2013-04-09
Standard
J291_201304
This code provides a test procedure for obtaining and determining extremely high brake fluid temperature encountered in the brake system of a vehicle that is equipped with disc brakes. Vehicles in normal operation may or may not produce brake fluid temperatures that are obtained in this procedure. To establish a uniform procedure for obtaining and determining a maximum temperature of brake fluid in the automotive braking system of vehicles equipped with disc brakes. This procedure is a uniform means of heating the brakes and the brake fluid and is not a simulation of any other test procedure.
2013-04-09
Standard
J134_201304

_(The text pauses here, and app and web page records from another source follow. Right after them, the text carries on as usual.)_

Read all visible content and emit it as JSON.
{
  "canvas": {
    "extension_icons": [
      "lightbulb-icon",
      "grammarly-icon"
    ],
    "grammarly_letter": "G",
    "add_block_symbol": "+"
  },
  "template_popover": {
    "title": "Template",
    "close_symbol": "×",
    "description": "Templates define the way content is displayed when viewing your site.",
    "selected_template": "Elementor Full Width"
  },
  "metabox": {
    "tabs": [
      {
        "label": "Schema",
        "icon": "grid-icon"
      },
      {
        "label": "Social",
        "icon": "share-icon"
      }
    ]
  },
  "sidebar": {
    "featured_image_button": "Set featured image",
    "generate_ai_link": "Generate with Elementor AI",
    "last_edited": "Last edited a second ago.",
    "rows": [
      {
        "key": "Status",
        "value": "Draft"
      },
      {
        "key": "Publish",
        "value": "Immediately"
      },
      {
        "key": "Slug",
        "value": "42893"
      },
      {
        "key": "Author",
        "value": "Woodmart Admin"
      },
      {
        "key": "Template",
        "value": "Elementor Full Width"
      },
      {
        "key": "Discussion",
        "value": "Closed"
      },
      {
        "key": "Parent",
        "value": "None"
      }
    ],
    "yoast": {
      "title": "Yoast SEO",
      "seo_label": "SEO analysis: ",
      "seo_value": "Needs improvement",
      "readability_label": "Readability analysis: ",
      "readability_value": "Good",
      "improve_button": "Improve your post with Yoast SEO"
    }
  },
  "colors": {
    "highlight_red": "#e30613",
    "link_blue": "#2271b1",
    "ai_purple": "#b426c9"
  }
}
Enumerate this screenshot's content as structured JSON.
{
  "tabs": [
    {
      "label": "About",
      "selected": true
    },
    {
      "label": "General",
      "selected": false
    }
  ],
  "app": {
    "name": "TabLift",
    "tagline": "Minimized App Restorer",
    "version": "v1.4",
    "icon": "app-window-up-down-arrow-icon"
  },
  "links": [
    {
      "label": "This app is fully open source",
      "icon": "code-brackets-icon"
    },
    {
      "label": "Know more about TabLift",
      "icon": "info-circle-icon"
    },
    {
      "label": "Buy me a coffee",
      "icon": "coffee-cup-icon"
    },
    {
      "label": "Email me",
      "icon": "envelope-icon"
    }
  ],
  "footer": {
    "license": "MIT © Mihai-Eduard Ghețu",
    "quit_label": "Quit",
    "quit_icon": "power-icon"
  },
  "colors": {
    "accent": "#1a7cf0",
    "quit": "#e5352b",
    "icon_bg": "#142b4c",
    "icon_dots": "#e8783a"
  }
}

This SAE Recommended Practice establishes a uniform procedure for the level road test of the brake systems of all combinations of new multipurpose passenger vehicles, new light-duty trucks up to and including 4500 kg (10 000 lb), and new passenger cars when coupled with new trailers (braked or unbraked).
2013-04-09
Standard
J135_201304
This SAE Recommended Practice presents service brake performance requirements for brake systems of all combinations of new passenger cars and new trailers (braked or unbraked) intended for roadway use (excluding special-purpose vehicles such as ambulances, hearses, etc.). Acceptable performance requirements are based on data obtained from SAE J134.
2013-04-08
Technical Paper
2013-01-0200
Peter Ruecker
Secondary safety systems to protect occupants have attained a very high level over the past decades. Further improvements are still possible, but increasingly minor progress is only to be had with a high degree of effort. Today, integrated safety is the key aspect to improve overall safety in manifold accident situations. This is already implemented in the development of new cars. But so far, the testing and assessment of new cars still involves using tests which do not take into account the significant additional potential of integrated safety measures. An example is given with automatic pre-crash braking functions, which are newly available in state-of-the-art cars. Using reliable information on an imminent crash, such measures act already in the pre-crash phase and can result in a significantly high decrease of the accident outcomes. Such preventive measures are the key to a further substantial reduction of the figures of crash victims on our roads.
Viewing 1 to 30 of 435

Filter